- [Try it] Below are the records; copy every line in them that holds the string "content".

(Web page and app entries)
[Start of section]
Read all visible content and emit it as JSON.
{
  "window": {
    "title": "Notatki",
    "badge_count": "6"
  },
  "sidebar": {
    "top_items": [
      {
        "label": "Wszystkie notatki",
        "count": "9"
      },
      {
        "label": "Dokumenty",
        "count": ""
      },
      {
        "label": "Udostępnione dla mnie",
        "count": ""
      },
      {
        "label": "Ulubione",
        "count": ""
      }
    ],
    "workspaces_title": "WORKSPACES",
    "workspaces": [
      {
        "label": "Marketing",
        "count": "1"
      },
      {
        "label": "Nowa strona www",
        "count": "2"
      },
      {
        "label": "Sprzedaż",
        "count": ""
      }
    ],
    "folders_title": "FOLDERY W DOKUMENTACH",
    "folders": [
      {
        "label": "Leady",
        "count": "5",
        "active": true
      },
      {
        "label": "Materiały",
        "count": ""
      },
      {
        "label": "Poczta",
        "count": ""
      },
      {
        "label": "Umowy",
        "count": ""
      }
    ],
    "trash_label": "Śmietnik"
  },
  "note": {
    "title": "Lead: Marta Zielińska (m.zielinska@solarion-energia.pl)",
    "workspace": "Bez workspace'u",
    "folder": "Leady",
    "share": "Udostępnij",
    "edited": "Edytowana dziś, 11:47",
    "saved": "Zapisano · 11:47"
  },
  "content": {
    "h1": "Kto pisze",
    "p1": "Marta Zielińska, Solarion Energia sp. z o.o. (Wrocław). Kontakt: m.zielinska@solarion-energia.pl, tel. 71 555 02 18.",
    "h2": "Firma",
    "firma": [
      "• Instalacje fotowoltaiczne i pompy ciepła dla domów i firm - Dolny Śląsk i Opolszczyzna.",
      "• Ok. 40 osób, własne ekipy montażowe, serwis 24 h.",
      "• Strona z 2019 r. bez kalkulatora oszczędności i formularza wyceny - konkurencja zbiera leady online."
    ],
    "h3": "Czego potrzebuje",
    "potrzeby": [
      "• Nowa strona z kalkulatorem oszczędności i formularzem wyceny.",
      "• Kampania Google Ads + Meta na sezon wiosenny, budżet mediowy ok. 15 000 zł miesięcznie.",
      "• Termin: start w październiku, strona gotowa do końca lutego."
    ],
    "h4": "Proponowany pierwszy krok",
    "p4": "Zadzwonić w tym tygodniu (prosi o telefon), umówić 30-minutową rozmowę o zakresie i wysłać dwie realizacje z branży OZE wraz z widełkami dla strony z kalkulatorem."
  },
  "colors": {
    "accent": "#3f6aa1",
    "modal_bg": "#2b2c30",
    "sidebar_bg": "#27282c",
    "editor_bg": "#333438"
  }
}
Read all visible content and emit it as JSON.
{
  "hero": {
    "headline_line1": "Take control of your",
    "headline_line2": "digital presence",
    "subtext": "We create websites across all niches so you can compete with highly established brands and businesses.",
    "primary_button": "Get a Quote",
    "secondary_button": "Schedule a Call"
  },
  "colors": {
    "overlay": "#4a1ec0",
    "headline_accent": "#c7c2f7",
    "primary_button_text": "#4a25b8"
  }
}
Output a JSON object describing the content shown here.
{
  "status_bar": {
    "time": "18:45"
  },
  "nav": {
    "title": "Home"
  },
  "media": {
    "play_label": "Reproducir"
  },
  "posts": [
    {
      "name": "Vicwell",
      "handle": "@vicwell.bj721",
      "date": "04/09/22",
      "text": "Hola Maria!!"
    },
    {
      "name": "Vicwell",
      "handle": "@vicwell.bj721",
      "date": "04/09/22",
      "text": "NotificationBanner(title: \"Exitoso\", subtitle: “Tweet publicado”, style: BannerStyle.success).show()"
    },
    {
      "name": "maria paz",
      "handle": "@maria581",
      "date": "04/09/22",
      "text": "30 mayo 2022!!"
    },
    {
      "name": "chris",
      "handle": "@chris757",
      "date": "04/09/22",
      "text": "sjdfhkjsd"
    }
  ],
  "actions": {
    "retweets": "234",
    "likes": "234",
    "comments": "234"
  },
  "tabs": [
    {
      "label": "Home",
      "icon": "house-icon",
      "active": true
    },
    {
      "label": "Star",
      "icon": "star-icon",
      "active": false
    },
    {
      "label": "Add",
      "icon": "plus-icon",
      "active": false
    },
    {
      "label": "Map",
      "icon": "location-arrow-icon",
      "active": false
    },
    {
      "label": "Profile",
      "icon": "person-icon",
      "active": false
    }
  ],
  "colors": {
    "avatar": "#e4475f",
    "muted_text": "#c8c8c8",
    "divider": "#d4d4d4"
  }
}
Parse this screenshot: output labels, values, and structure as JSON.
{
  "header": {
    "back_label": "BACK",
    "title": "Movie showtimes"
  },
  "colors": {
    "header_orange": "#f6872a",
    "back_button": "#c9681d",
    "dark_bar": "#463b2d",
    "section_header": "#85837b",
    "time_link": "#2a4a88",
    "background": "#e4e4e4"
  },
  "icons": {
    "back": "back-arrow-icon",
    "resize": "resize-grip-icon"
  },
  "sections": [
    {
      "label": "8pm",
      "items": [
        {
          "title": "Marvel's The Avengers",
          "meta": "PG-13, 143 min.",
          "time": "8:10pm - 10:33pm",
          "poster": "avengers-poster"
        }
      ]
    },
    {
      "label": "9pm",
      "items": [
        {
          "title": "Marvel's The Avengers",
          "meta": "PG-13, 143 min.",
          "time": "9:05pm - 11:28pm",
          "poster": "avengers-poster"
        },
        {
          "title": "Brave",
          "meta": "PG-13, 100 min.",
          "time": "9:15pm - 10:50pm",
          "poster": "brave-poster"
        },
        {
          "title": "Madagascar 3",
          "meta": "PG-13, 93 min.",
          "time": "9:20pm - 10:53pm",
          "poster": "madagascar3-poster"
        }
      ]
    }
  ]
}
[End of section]
- [Exercise output]
Read all visible content and emit it as JSON.
  "content": {
Read all visible content and emit it as JSON.
Output a JSON object describing the content shown here.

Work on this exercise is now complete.